(Page and application data records)
━━━━━━

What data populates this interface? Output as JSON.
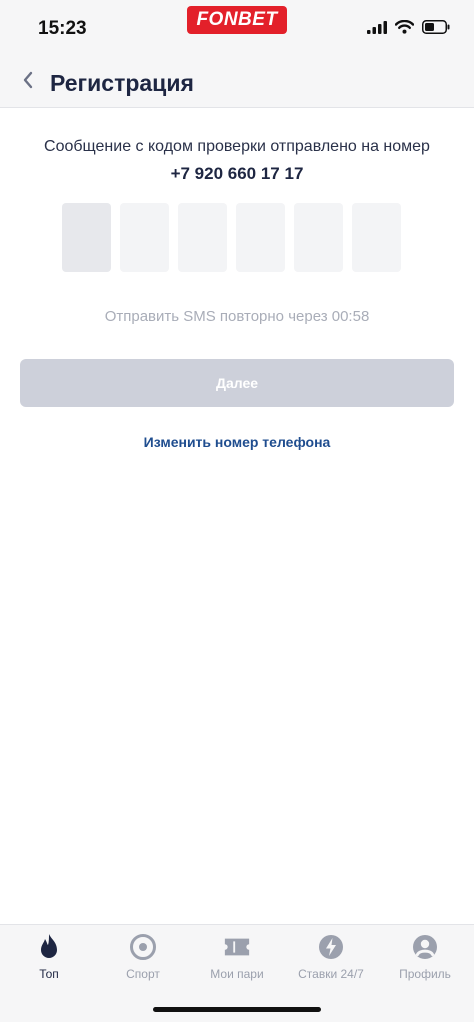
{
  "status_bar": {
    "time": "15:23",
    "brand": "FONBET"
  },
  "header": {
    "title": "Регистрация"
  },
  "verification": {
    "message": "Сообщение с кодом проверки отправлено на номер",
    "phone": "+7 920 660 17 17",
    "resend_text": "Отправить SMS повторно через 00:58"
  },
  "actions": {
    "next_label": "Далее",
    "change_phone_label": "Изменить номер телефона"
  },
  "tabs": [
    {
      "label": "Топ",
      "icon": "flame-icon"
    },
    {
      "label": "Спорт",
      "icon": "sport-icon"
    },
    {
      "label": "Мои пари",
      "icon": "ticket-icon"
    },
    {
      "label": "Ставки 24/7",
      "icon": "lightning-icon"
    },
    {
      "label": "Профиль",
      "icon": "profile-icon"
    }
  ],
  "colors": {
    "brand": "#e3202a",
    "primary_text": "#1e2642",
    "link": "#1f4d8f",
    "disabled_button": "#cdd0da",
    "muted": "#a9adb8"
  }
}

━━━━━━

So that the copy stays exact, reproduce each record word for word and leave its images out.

What data populates this interface? Output as JSON.
{
  "status_bar": {
    "time": "15:23",
    "brand": "FONBET"
  },
  "header": {
    "title": "Регистрация"
  },
  "verification": {
    "message": "Сообщение с кодом проверки отправлено на номер",
    "phone": "+7 920 660 17 17",
    "resend_text": "Отправить SMS повторно через 00:58"
  },
  "actions": {
    "next_label": "Далее",
    "change_phone_label": "Изменить номер телефона"
  },
  "tabs": [
    {
      "label": "Топ",
      "icon": "flame-icon"
    },
    {
      "label": "Спорт",
      "icon": "sport-icon"
    },
    {
      "label": "Мои пари",
      "icon": "ticket-icon"
    },
    {
      "label": "Ставки 24/7",
      "icon": "lightning-icon"
    },
    {
      "label": "Профиль",
      "icon": "profile-icon"
    }
  ],
  "colors": {
    "brand": "#e3202a",
    "primary_text": "#1e2642",
    "link": "#1f4d8f",
    "disabled_button": "#cdd0da",
    "muted": "#a9adb8"
  }
}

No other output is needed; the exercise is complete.